Jones Bay is a significant part of the Gippsland Lakes system which hosts food sources for native animals from across the region, but its health has been compromised by invasive species and polluted water.
Mr Pearce is the crew manager at the Gunaikurnai Land and Waters Aboriginal Corporation (GLaWAC), and says they’ve built two wetlands which act as filters for the Lakes.
“So the idea is for the wetlands to create a filtration sort of area so all the water, the polluted water will get filtered,” he said.
“We’ll get two lots of filtration and then work its way up to the Gippsland Lakes and that means good water, good quality fish, good quality everything that lives in the water.”

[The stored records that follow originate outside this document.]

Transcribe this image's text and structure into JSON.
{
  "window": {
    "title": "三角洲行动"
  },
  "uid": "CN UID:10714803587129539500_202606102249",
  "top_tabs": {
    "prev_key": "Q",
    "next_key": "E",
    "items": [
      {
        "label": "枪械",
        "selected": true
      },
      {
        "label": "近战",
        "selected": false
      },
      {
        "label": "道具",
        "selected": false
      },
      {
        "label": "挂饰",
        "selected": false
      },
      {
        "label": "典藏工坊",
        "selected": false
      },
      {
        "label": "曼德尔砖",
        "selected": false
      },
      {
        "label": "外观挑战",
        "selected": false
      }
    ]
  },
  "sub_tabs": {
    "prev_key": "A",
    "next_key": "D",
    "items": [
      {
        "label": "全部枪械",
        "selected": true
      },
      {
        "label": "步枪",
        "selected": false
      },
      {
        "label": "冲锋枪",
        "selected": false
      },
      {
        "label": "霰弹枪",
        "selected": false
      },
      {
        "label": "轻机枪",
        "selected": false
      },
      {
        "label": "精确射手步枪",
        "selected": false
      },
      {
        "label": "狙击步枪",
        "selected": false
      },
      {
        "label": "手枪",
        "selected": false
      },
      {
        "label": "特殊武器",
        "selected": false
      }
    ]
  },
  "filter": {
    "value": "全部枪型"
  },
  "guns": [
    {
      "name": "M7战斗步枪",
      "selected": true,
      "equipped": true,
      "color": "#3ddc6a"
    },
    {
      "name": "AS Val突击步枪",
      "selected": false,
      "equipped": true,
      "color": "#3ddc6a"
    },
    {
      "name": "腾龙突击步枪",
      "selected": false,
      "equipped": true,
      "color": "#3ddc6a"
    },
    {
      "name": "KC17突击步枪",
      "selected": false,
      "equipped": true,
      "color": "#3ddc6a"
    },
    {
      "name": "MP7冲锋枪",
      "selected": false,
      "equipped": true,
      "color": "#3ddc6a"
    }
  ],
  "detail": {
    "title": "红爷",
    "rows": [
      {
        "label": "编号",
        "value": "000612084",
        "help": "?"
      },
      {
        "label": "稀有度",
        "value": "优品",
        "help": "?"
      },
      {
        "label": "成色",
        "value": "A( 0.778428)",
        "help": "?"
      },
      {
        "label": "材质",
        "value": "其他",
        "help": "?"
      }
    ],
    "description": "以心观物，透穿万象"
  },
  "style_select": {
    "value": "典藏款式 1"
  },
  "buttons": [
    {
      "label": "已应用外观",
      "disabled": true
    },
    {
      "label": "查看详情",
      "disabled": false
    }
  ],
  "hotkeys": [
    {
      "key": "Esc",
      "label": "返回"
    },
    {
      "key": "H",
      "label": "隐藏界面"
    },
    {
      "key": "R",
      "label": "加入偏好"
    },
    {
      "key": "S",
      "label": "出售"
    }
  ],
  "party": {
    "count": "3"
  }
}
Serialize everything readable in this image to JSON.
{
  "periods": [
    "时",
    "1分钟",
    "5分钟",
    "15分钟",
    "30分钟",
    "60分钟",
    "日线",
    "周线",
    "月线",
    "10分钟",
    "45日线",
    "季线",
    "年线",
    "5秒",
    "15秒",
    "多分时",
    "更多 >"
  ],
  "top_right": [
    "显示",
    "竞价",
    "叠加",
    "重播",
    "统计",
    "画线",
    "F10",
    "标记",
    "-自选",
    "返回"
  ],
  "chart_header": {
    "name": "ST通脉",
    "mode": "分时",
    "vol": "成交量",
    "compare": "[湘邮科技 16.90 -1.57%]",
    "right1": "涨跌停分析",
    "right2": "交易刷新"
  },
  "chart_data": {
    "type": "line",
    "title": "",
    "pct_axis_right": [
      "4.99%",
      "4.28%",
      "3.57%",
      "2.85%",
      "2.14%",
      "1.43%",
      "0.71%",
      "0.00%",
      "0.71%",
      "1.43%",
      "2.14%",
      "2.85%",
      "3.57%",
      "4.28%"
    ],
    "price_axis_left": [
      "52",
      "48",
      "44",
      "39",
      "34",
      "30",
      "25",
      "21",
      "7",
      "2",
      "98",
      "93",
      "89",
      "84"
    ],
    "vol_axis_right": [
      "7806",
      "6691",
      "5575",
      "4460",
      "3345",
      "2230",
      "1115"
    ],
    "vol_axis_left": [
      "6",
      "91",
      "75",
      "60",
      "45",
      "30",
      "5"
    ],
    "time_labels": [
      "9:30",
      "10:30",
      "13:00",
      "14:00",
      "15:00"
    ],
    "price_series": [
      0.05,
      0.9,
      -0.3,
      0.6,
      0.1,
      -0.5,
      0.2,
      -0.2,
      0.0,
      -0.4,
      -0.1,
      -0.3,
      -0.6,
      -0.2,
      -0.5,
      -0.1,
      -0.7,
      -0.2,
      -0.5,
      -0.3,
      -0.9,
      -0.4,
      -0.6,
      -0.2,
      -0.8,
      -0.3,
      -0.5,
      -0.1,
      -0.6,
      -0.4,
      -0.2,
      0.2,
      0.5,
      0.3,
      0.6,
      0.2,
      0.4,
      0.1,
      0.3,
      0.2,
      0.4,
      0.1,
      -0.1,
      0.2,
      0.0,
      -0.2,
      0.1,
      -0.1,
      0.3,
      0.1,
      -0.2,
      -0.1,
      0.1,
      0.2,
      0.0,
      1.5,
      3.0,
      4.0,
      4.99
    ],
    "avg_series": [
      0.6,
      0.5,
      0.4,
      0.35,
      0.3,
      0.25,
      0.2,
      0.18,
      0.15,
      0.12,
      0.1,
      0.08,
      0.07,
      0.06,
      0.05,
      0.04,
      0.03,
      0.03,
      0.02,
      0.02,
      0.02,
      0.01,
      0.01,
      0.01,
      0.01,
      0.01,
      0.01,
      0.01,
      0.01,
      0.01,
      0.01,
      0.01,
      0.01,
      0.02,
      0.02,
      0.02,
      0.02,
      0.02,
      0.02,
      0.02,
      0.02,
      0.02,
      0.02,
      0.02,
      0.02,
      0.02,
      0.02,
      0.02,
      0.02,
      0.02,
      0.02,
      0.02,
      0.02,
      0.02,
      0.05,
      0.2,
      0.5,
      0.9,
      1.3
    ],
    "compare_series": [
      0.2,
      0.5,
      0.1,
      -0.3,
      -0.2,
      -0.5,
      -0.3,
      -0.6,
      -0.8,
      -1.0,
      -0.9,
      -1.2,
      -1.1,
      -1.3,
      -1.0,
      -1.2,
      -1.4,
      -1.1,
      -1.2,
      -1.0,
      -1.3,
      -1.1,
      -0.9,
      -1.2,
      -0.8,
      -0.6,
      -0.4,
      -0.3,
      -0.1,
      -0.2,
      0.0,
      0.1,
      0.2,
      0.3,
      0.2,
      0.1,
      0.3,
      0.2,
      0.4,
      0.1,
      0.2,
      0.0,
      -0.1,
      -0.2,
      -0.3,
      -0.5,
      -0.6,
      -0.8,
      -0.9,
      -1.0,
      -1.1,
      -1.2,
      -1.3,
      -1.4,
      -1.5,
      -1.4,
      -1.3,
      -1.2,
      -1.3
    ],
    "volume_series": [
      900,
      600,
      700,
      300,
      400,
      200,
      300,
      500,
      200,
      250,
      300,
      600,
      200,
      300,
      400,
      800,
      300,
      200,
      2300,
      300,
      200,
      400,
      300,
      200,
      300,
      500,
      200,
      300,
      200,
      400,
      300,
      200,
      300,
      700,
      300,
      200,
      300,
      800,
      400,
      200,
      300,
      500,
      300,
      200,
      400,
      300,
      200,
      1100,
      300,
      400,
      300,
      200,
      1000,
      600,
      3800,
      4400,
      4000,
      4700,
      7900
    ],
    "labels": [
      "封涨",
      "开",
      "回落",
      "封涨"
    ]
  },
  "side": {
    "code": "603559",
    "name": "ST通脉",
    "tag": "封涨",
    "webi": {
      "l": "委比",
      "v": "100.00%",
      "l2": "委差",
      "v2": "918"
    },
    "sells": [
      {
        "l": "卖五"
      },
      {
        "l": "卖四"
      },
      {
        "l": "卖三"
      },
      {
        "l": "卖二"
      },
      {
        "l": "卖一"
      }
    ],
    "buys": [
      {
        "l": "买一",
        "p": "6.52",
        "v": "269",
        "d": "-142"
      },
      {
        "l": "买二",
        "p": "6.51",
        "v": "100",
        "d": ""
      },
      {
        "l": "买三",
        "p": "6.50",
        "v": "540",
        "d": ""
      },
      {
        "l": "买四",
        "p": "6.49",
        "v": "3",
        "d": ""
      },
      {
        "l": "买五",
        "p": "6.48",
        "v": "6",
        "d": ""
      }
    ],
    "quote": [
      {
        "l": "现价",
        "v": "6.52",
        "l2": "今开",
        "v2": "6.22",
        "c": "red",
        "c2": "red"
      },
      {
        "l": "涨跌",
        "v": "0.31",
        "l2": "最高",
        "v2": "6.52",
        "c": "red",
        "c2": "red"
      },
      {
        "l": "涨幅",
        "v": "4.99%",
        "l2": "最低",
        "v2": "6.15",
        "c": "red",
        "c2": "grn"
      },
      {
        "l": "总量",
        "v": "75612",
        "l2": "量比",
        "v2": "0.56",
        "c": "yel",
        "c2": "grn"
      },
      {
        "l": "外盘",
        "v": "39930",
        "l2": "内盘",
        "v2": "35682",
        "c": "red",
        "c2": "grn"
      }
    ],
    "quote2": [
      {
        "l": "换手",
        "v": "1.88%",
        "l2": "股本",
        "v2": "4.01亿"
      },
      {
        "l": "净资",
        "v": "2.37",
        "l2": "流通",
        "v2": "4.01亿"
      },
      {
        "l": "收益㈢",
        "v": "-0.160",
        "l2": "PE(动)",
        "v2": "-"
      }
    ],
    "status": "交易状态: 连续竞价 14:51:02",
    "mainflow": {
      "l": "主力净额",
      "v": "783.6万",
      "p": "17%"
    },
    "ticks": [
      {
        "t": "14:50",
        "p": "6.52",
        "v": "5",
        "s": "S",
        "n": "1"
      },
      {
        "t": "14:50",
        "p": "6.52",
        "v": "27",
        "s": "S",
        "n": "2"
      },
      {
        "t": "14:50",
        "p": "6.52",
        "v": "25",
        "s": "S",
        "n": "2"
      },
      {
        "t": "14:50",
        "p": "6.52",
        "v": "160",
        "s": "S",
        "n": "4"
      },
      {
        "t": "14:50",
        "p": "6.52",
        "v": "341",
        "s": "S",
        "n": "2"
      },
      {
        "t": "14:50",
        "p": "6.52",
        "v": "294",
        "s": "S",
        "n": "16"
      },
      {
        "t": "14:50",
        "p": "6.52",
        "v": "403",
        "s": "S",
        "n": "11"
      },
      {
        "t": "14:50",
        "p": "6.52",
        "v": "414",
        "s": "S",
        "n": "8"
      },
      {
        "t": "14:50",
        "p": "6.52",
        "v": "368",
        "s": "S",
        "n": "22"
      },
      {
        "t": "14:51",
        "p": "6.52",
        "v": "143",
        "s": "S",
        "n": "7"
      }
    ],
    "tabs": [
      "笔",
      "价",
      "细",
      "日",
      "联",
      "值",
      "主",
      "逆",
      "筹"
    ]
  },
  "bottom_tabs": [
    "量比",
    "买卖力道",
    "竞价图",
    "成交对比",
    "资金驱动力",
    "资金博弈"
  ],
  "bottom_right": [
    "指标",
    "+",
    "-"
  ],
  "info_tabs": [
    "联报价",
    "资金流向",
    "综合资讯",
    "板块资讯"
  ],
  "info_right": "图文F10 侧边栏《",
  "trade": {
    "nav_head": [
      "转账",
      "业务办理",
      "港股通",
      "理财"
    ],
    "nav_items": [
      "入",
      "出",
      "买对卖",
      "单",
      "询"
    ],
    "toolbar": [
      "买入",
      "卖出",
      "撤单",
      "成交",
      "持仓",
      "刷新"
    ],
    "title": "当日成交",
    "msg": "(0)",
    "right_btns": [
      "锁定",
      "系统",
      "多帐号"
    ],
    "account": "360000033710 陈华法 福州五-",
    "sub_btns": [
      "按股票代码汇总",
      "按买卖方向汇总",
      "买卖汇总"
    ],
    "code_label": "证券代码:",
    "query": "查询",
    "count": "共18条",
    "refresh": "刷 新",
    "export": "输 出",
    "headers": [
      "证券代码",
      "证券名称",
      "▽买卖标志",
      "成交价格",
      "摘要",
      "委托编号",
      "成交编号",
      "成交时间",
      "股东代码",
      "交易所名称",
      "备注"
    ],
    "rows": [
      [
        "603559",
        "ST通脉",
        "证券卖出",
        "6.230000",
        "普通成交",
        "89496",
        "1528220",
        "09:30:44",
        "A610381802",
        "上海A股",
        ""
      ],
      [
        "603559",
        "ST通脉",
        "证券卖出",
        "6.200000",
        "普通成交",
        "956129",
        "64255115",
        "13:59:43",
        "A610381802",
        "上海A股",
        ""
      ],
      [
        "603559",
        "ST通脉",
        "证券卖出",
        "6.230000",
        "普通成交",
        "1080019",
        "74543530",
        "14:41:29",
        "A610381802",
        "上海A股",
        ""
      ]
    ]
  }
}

The project saw Traditional Owners plant 80, 000 native seedlings over three months, under strict coronavirus restrictions and in partnership with Cranes Asphalting and the local East Gippsland Shire Council.
“I think just to dig the actual wetland itself took four months for the construction side of it, and then three months to sort of plant it out,” he said.
He says they’ve already noticed animals returning to the region.
“When we were first rocking up on site there was one wood duck hanging around. Towards the end of the job there was 20 to 30 wood ducks,” he said.
"I think we also had a couple of black swans in there as well.”
The project comes in the wake of last summer's devastating bushfires, which pushed invasive species like foxes into unburnt environments around the wetlands and claimed Mr Pearce's family home.
“It was definitely heartbreaking that first time going out to Sarsfield and seeing everything charcoal black. It really hits home and takes you to a different place," he said.
But Mr Pearce says the rain from the past few months combined with the newly constructed wetlands should see the area rejuvenated.
“Picking up from our ancestors back in the day, they would’ve burnt these areas and what not to sort of maintain them. And now we’re making [wetlands] to get them back up to scratch," he said.
"I can’t find the words to explain it, but it’s a good feeling."